However economists say they may also be listening for whether or not the Fed plans to hasten plans to spice up rates of interest from their present degree of virtually zero — a transfer that might assist tame inflation.
For some customers, the inflationary spike brings again reminiscences of one other period when inflation was excessive.
"I grew up in the 1970s and I remember it was hard for my parents to make ends meet," Nadine Christian, 55, instructed the Related Press. "It's not quite as bad as it was back then but I feel like any day we could go off the rails."
"Pent-up consumer demand"
Inflation spiked higher this yr because of the confluence of a number of pandemic developments, economists say. First, the rollout of COVID-19 vaccines in early 2021 spurred pent-up demand from customers, thousands and thousands of whom had been flush with money on account of stimulus checks and further unemployment assist.
However on the similar time, the U.S. workforce hasn't totally recovered from the pandemic. There are nonetheless 3.2 million fewer staff immediately than in February 2020, earlier than the COVID-19 pandemic shut down the financial system. Among the many companies impacted by the labor power scarcity— transportation firms, warehouses and different companies that assist transfer items across the U.S.
That is created what Bostjancic calls "sticky supply-driven inflation."
"There was huge pent-up consumer demand, and demand came back sharply, and supply couldn't keep up," she added.
However there is a danger if the Fed boosts rates of interest extra rapidly than anticipated, Bostjancic famous. "You could have a double-jeopardy risk that they raise rates now to combat inflation, but that it kicks in just as supply comes online and demand moderates," she stated.
Utilities, meals, paper items
Among the many companies impacted by inflation are eating places, that are experiencing higher demand from customers simply as they're additionally going through higher prices for every thing from meals to "some items in the middle of the P&L (profit & loss): utilities, paper goods, plates, small wares," stated Jim Balis, managing director at restaurant investor CapitalSpring's Strategic Operations Group.
Balis, whose firm is invested in 60 totally different restaurant manufacturers — though he cannot disclose which of them — famous that their companies noticed an uptick in demand as vaccinations unfold throughout the nation. Restaurant house owners believed that staff would comply with by returning to the labor market after the pandemic unemployment advantages expired in September, however that hasn't occurred, Balis added.
"There probably is some percentage that has said, 'I want to go back to work, but under different terms or conditions' — maybe they want to work in a fulfillment center, or younger populations like companies with a cause," he famous.
And eating places are additionally going through competitors for staff, each from different industries that pay higher wages in addition to rival eating institutions, he famous. That is prompting his firm's eating places to spice up wages, which Balis estimates have risen by about 7% from a yr earlier.
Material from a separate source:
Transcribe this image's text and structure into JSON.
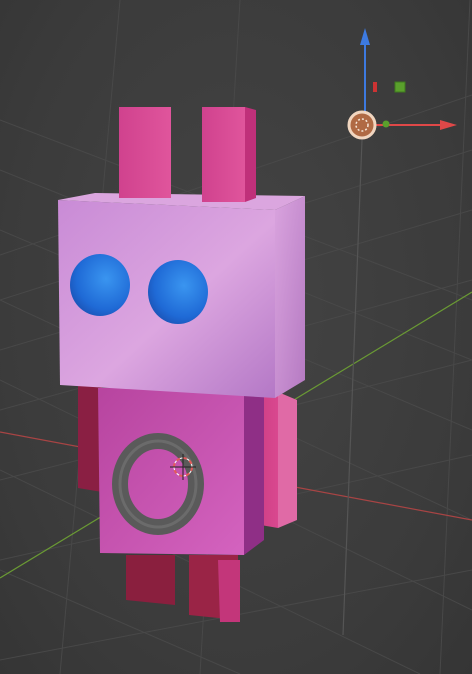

To this point, he stated, staff aren't arguing they want higher wages on account of inflation — eating places are providing extra to easily compete with rival employers, Balis stated. Economists, in the meantime, are protecting their eyes on the potential for a so-called wage-price spiral, or when rising costs create stress on wages, which then spirals as manufacturing prices rise on account of higher wages, and so forth.
As prices of products and payroll will increase, Balis says his eating places are boosting menu costs to take care of margins. To this point, customers aren't blinking, he added.
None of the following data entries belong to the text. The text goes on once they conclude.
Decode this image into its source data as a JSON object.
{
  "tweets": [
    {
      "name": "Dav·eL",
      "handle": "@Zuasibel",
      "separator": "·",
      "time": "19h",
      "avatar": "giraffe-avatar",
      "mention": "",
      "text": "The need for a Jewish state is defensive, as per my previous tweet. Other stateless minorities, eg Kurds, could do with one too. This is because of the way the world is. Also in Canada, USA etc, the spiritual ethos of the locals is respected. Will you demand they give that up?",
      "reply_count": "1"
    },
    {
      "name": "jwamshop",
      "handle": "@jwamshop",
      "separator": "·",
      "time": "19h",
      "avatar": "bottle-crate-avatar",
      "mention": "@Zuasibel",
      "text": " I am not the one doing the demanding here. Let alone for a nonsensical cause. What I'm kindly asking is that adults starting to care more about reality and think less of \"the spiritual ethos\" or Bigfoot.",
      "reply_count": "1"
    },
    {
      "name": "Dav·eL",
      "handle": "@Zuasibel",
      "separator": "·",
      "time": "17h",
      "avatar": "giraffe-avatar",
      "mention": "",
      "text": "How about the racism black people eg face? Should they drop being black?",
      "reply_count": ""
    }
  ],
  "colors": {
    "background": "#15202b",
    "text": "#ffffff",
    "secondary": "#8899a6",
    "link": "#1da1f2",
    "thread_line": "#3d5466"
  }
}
"Fortunately, knock on wood, we have been able to [raise] prices to offset these pressures to protect margins," he stated. "If there was ever a time the consumer was tolerant of those price increases, it is now."
—With reporting by the Related Press